Work instruction:
Leaving out the images, return the data below exactly as it is written.
Extracted records Start Marker
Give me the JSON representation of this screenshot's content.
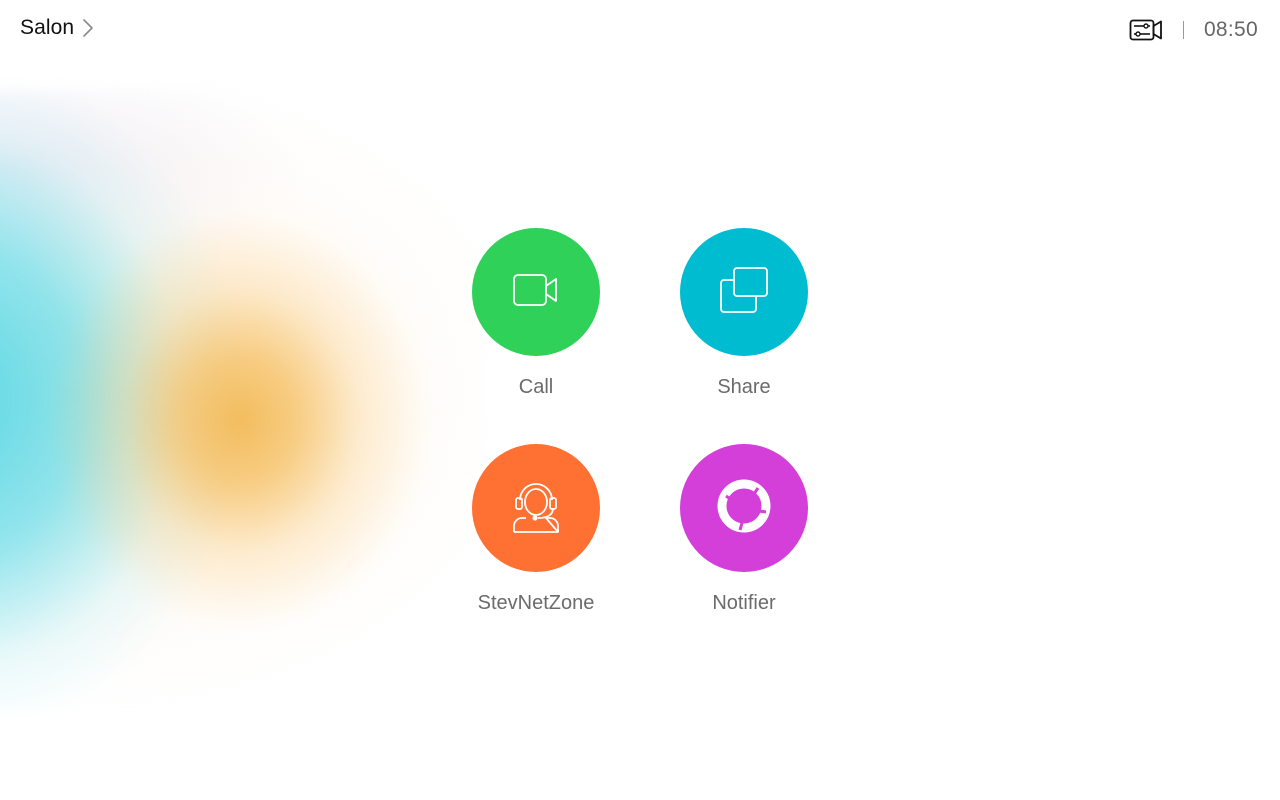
{
  "header": {
    "room_name": "Salon",
    "clock": "08:50",
    "icons": {
      "room_chevron": "chevron-right-icon",
      "camera_control": "camera-control-icon"
    }
  },
  "tiles": [
    {
      "label": "Call",
      "icon": "video-camera-icon",
      "color": "#30D158"
    },
    {
      "label": "Share",
      "icon": "share-screen-icon",
      "color": "#00BCD0"
    },
    {
      "label": "StevNetZone",
      "icon": "headset-agent-icon",
      "color": "#FF7033"
    },
    {
      "label": "Notifier",
      "icon": "ring-logo-icon",
      "color": "#D33FD8"
    }
  ],
  "background": {
    "glow_colors": [
      "#F2B955",
      "#50D6E4"
    ]
  }
}
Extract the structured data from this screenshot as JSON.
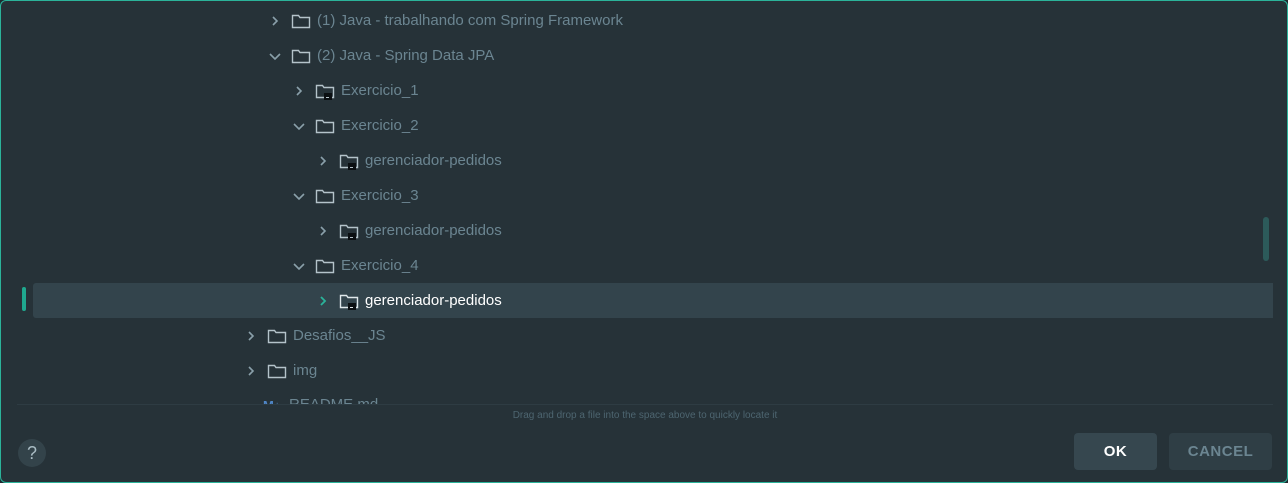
{
  "tree": {
    "items": [
      {
        "label": "(1) Java - trabalhando com Spring Framework",
        "expanded": false,
        "icon": "folder-icon"
      },
      {
        "label": "(2) Java - Spring Data JPA",
        "expanded": true,
        "icon": "folder-icon"
      },
      {
        "label": "Exercicio_1",
        "expanded": false,
        "icon": "module-folder-icon"
      },
      {
        "label": "Exercicio_2",
        "expanded": true,
        "icon": "folder-icon"
      },
      {
        "label": "gerenciador-pedidos",
        "expanded": false,
        "icon": "module-folder-icon"
      },
      {
        "label": "Exercicio_3",
        "expanded": true,
        "icon": "folder-icon"
      },
      {
        "label": "gerenciador-pedidos",
        "expanded": false,
        "icon": "module-folder-icon"
      },
      {
        "label": "Exercicio_4",
        "expanded": true,
        "icon": "folder-icon"
      },
      {
        "label": "gerenciador-pedidos",
        "expanded": false,
        "icon": "module-folder-icon",
        "selected": true
      },
      {
        "label": "Desafios__JS",
        "expanded": false,
        "icon": "folder-icon"
      },
      {
        "label": "img",
        "expanded": false,
        "icon": "folder-icon"
      },
      {
        "label": "README.md",
        "icon": "markdown-file-icon"
      }
    ]
  },
  "hint": "Drag and drop a file into the space above to quickly locate it",
  "buttons": {
    "help": "?",
    "ok": "OK",
    "cancel": "CANCEL"
  },
  "colors": {
    "accent": "#2bb39a",
    "background": "#263238",
    "text_muted": "#6b8591",
    "selected_bg": "#33444c"
  }
}
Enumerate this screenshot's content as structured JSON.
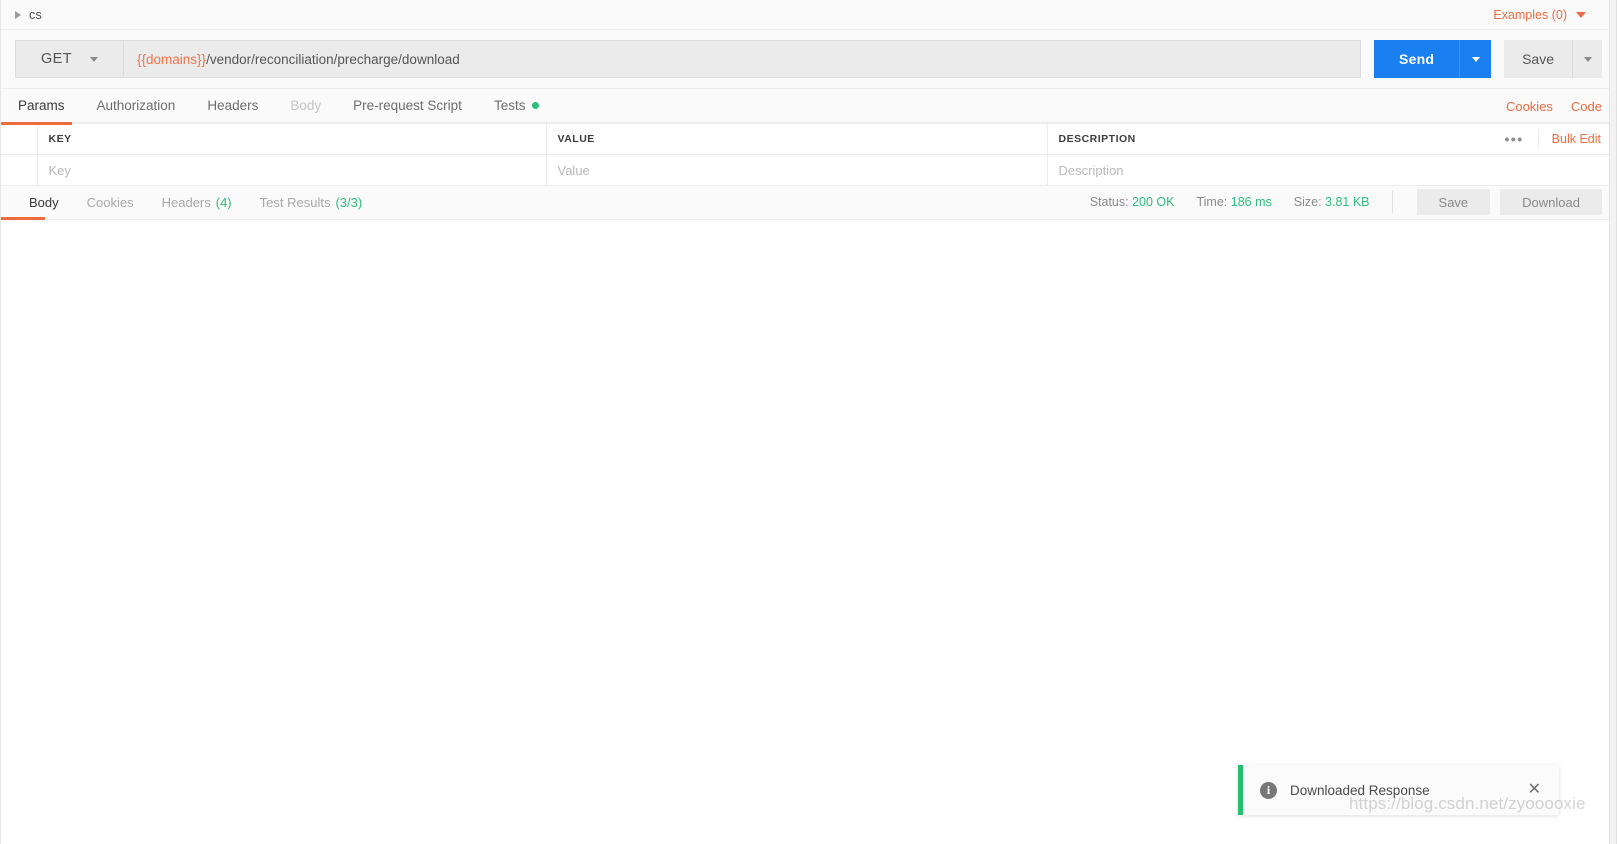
{
  "breadcrumb": {
    "caret_icon": "triangle-right-icon",
    "label": "cs",
    "examples_label": "Examples (0)",
    "examples_caret_icon": "chevron-down-icon"
  },
  "request": {
    "method": "GET",
    "method_caret_icon": "chevron-down-icon",
    "url_variable": "{{domains}}",
    "url_path": "/vendor/reconciliation/precharge/download",
    "url_full": "{{domains}}/vendor/reconciliation/precharge/download",
    "send_label": "Send",
    "send_caret_icon": "chevron-down-icon",
    "save_label": "Save",
    "save_caret_icon": "chevron-down-icon"
  },
  "request_tabs": {
    "items": [
      {
        "label": "Params",
        "state": "active"
      },
      {
        "label": "Authorization",
        "state": "strong"
      },
      {
        "label": "Headers",
        "state": "strong"
      },
      {
        "label": "Body",
        "state": "dim"
      },
      {
        "label": "Pre-request Script",
        "state": "strong"
      },
      {
        "label": "Tests",
        "state": "strong",
        "dot": "green"
      }
    ],
    "right_links": [
      "Cookies",
      "Code"
    ]
  },
  "params_table": {
    "headers": [
      "KEY",
      "VALUE",
      "DESCRIPTION"
    ],
    "placeholders": [
      "Key",
      "Value",
      "Description"
    ],
    "ellipsis_icon": "more-options-icon",
    "ellipsis_glyph": "•••",
    "bulk_edit_label": "Bulk Edit",
    "rows": []
  },
  "response": {
    "tabs": [
      {
        "label": "Body",
        "count": "",
        "state": "active"
      },
      {
        "label": "Cookies",
        "count": "",
        "state": "idle"
      },
      {
        "label": "Headers",
        "count": "(4)",
        "state": "idle"
      },
      {
        "label": "Test Results",
        "count": "(3/3)",
        "state": "idle"
      }
    ],
    "meta": {
      "status_label": "Status:",
      "status_value": "200 OK",
      "time_label": "Time:",
      "time_value": "186 ms",
      "size_label": "Size:",
      "size_value": "3.81 KB"
    },
    "save_label": "Save",
    "download_label": "Download",
    "body_content": ""
  },
  "toast": {
    "icon": "info-icon",
    "icon_glyph": "i",
    "message": "Downloaded Response",
    "close_icon": "close-icon",
    "close_glyph": "✕",
    "accent_color": "#25bf6d"
  },
  "watermark": {
    "text": "https://blog.csdn.net/zyooooxie"
  },
  "colors": {
    "accent_orange": "#eb6c43",
    "send_blue": "#1a7ff1",
    "success_green": "#2dbd7e",
    "toast_green": "#25bf6d"
  }
}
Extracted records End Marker
Response area:
Give me the JSON representation of this screenshot's content.
{
  "header": {
    "room_name": "Salon",
    "clock": "08:50",
    "icons": {
      "room_chevron": "chevron-right-icon",
      "camera_control": "camera-control-icon"
    }
  },
  "tiles": [
    {
      "label": "Call",
      "icon": "video-camera-icon",
      "color": "#30D158"
    },
    {
      "label": "Share",
      "icon": "share-screen-icon",
      "color": "#00BCD0"
    },
    {
      "label": "StevNetZone",
      "icon": "headset-agent-icon",
      "color": "#FF7033"
    },
    {
      "label": "Notifier",
      "icon": "ring-logo-icon",
      "color": "#D33FD8"
    }
  ],
  "background": {
    "glow_colors": [
      "#F2B955",
      "#50D6E4"
    ]
  }
}
Extract the structured data from this screenshot as JSON.
{
  "tree": {
    "items": [
      {
        "label": "(1) Java - trabalhando com Spring Framework",
        "expanded": false,
        "icon": "folder-icon"
      },
      {
        "label": "(2) Java - Spring Data JPA",
        "expanded": true,
        "icon": "folder-icon"
      },
      {
        "label": "Exercicio_1",
        "expanded": false,
        "icon": "module-folder-icon"
      },
      {
        "label": "Exercicio_2",
        "expanded": true,
        "icon": "folder-icon"
      },
      {
        "label": "gerenciador-pedidos",
        "expanded": false,
        "icon": "module-folder-icon"
      },
      {
        "label": "Exercicio_3",
        "expanded": true,
        "icon": "folder-icon"
      },
      {
        "label": "gerenciador-pedidos",
        "expanded": false,
        "icon": "module-folder-icon"
      },
      {
        "label": "Exercicio_4",
        "expanded": true,
        "icon": "folder-icon"
      },
      {
        "label": "gerenciador-pedidos",
        "expanded": false,
        "icon": "module-folder-icon",
        "selected": true
      },
      {
        "label": "Desafios__JS",
        "expanded": false,
        "icon": "folder-icon"
      },
      {
        "label": "img",
        "expanded": false,
        "icon": "folder-icon"
      },
      {
        "label": "README.md",
        "icon": "markdown-file-icon"
      }
    ]
  },
  "hint": "Drag and drop a file into the space above to quickly locate it",
  "buttons": {
    "help": "?",
    "ok": "OK",
    "cancel": "CANCEL"
  },
  "colors": {
    "accent": "#2bb39a",
    "background": "#263238",
    "text_muted": "#6b8591",
    "selected_bg": "#33444c"
  }
}
Enumerate this screenshot's content as structured JSON.
{
  "breadcrumb": {
    "caret_icon": "triangle-right-icon",
    "label": "cs",
    "examples_label": "Examples (0)",
    "examples_caret_icon": "chevron-down-icon"
  },
  "request": {
    "method": "GET",
    "method_caret_icon": "chevron-down-icon",
    "url_variable": "{{domains}}",
    "url_path": "/vendor/reconciliation/precharge/download",
    "url_full": "{{domains}}/vendor/reconciliation/precharge/download",
    "send_label": "Send",
    "send_caret_icon": "chevron-down-icon",
    "save_label": "Save",
    "save_caret_icon": "chevron-down-icon"
  },
  "request_tabs": {
    "items": [
      {
        "label": "Params",
        "state": "active"
      },
      {
        "label": "Authorization",
        "state": "strong"
      },
      {
        "label": "Headers",
        "state": "strong"
      },
      {
        "label": "Body",
        "state": "dim"
      },
      {
        "label": "Pre-request Script",
        "state": "strong"
      },
      {
        "label": "Tests",
        "state": "strong",
        "dot": "green"
      }
    ],
    "right_links": [
      "Cookies",
      "Code"
    ]
  },
  "params_table": {
    "headers": [
      "KEY",
      "VALUE",
      "DESCRIPTION"
    ],
    "placeholders": [
      "Key",
      "Value",
      "Description"
    ],
    "ellipsis_icon": "more-options-icon",
    "ellipsis_glyph": "•••",
    "bulk_edit_label": "Bulk Edit",
    "rows": []
  },
  "response": {
    "tabs": [
      {
        "label": "Body",
        "count": "",
        "state": "active"
      },
      {
        "label": "Cookies",
        "count": "",
        "state": "idle"
      },
      {
        "label": "Headers",
        "count": "(4)",
        "state": "idle"
      },
      {
        "label": "Test Results",
        "count": "(3/3)",
        "state": "idle"
      }
    ],
    "meta": {
      "status_label": "Status:",
      "status_value": "200 OK",
      "time_label": "Time:",
      "time_value": "186 ms",
      "size_label": "Size:",
      "size_value": "3.81 KB"
    },
    "save_label": "Save",
    "download_label": "Download",
    "body_content": ""
  },
  "toast": {
    "icon": "info-icon",
    "icon_glyph": "i",
    "message": "Downloaded Response",
    "close_icon": "close-icon",
    "close_glyph": "✕",
    "accent_color": "#25bf6d"
  },
  "watermark": {
    "text": "https://blog.csdn.net/zyooooxie"
  },
  "colors": {
    "accent_orange": "#eb6c43",
    "send_blue": "#1a7ff1",
    "success_green": "#2dbd7e",
    "toast_green": "#25bf6d"
  }
}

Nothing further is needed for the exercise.